## The task
Starting from the first line below, repeat the data exactly through to the last.

## Data
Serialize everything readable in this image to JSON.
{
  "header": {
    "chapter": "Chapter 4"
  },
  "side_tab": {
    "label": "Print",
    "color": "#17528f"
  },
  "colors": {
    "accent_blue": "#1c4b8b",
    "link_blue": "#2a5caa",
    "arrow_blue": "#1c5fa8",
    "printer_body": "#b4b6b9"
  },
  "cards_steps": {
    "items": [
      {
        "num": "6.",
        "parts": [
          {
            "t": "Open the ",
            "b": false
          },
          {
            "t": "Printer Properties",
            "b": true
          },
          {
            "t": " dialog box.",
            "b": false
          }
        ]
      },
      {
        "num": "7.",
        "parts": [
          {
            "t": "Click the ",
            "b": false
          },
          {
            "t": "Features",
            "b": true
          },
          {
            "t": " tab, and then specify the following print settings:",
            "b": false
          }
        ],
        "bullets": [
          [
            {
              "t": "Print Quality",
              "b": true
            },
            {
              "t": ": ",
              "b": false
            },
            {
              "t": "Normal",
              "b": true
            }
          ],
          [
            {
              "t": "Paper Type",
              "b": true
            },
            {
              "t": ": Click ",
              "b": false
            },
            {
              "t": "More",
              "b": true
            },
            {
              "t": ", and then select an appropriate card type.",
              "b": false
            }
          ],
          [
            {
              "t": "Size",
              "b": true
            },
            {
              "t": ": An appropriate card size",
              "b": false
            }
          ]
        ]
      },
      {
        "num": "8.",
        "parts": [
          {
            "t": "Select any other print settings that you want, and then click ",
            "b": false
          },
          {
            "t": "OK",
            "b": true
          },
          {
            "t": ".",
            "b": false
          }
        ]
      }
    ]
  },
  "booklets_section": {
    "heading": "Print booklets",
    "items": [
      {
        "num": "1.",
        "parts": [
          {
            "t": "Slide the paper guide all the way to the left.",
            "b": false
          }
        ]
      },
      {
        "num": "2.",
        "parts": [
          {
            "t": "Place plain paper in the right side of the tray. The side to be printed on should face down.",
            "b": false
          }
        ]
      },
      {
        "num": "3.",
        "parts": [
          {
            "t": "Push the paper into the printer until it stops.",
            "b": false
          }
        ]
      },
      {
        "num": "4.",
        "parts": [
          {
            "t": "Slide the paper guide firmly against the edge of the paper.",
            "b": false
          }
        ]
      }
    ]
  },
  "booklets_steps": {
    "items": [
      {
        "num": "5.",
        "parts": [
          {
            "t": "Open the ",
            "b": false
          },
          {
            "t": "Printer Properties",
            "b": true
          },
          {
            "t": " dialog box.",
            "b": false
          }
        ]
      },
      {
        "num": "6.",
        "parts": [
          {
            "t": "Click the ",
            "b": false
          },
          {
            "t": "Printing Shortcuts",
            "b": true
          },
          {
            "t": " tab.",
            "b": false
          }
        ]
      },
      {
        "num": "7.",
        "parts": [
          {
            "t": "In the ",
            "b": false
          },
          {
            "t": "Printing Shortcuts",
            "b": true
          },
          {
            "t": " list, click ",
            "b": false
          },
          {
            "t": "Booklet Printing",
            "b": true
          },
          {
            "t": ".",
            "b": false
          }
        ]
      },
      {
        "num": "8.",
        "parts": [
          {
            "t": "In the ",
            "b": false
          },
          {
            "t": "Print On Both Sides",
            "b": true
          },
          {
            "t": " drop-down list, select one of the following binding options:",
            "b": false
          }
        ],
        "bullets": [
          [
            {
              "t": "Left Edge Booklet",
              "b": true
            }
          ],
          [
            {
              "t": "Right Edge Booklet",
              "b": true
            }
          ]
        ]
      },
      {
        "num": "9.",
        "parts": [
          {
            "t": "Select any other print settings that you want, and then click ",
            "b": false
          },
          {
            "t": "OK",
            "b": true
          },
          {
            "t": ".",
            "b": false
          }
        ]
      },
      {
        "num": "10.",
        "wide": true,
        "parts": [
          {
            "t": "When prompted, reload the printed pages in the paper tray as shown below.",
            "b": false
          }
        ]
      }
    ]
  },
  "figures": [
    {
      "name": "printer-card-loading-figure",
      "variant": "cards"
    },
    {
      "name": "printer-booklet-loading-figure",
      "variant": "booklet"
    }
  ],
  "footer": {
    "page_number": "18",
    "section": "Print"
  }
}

## Solution
Serialize everything readable in this image to JSON.
{
  "header": {
    "chapter": "Chapter 4"
  },
  "side_tab": {
    "label": "Print",
    "color": "#17528f"
  },
  "colors": {
    "accent_blue": "#1c4b8b",
    "link_blue": "#2a5caa",
    "arrow_blue": "#1c5fa8",
    "printer_body": "#b4b6b9"
  },
  "cards_steps": {
    "items": [
      {
        "num": "6.",
        "parts": [
          {
            "t": "Open the ",
            "b": false
          },
          {
            "t": "Printer Properties",
            "b": true
          },
          {
            "t": " dialog box.",
            "b": false
          }
        ]
      },
      {
        "num": "7.",
        "parts": [
          {
            "t": "Click the ",
            "b": false
          },
          {
            "t": "Features",
            "b": true
          },
          {
            "t": " tab, and then specify the following print settings:",
            "b": false
          }
        ],
        "bullets": [
          [
            {
              "t": "Print Quality",
              "b": true
            },
            {
              "t": ": ",
              "b": false
            },
            {
              "t": "Normal",
              "b": true
            }
          ],
          [
            {
              "t": "Paper Type",
              "b": true
            },
            {
              "t": ": Click ",
              "b": false
            },
            {
              "t": "More",
              "b": true
            },
            {
              "t": ", and then select an appropriate card type.",
              "b": false
            }
          ],
          [
            {
              "t": "Size",
              "b": true
            },
            {
              "t": ": An appropriate card size",
              "b": false
            }
          ]
        ]
      },
      {
        "num": "8.",
        "parts": [
          {
            "t": "Select any other print settings that you want, and then click ",
            "b": false
          },
          {
            "t": "OK",
            "b": true
          },
          {
            "t": ".",
            "b": false
          }
        ]
      }
    ]
  },
  "booklets_section": {
    "heading": "Print booklets",
    "items": [
      {
        "num": "1.",
        "parts": [
          {
            "t": "Slide the paper guide all the way to the left.",
            "b": false
          }
        ]
      },
      {
        "num": "2.",
        "parts": [
          {
            "t": "Place plain paper in the right side of the tray. The side to be printed on should face down.",
            "b": false
          }
        ]
      },
      {
        "num": "3.",
        "parts": [
          {
            "t": "Push the paper into the printer until it stops.",
            "b": false
          }
        ]
      },
      {
        "num": "4.",
        "parts": [
          {
            "t": "Slide the paper guide firmly against the edge of the paper.",
            "b": false
          }
        ]
      }
    ]
  },
  "booklets_steps": {
    "items": [
      {
        "num": "5.",
        "parts": [
          {
            "t": "Open the ",
            "b": false
          },
          {
            "t": "Printer Properties",
            "b": true
          },
          {
            "t": " dialog box.",
            "b": false
          }
        ]
      },
      {
        "num": "6.",
        "parts": [
          {
            "t": "Click the ",
            "b": false
          },
          {
            "t": "Printing Shortcuts",
            "b": true
          },
          {
            "t": " tab.",
            "b": false
          }
        ]
      },
      {
        "num": "7.",
        "parts": [
          {
            "t": "In the ",
            "b": false
          },
          {
            "t": "Printing Shortcuts",
            "b": true
          },
          {
            "t": " list, click ",
            "b": false
          },
          {
            "t": "Booklet Printing",
            "b": true
          },
          {
            "t": ".",
            "b": false
          }
        ]
      },
      {
        "num": "8.",
        "parts": [
          {
            "t": "In the ",
            "b": false
          },
          {
            "t": "Print On Both Sides",
            "b": true
          },
          {
            "t": " drop-down list, select one of the following binding options:",
            "b": false
          }
        ],
        "bullets": [
          [
            {
              "t": "Left Edge Booklet",
              "b": true
            }
          ],
          [
            {
              "t": "Right Edge Booklet",
              "b": true
            }
          ]
        ]
      },
      {
        "num": "9.",
        "parts": [
          {
            "t": "Select any other print settings that you want, and then click ",
            "b": false
          },
          {
            "t": "OK",
            "b": true
          },
          {
            "t": ".",
            "b": false
          }
        ]
      },
      {
        "num": "10.",
        "wide": true,
        "parts": [
          {
            "t": "When prompted, reload the printed pages in the paper tray as shown below.",
            "b": false
          }
        ]
      }
    ]
  },
  "figures": [
    {
      "name": "printer-card-loading-figure",
      "variant": "cards"
    },
    {
      "name": "printer-booklet-loading-figure",
      "variant": "booklet"
    }
  ],
  "footer": {
    "page_number": "18",
    "section": "Print"
  }
}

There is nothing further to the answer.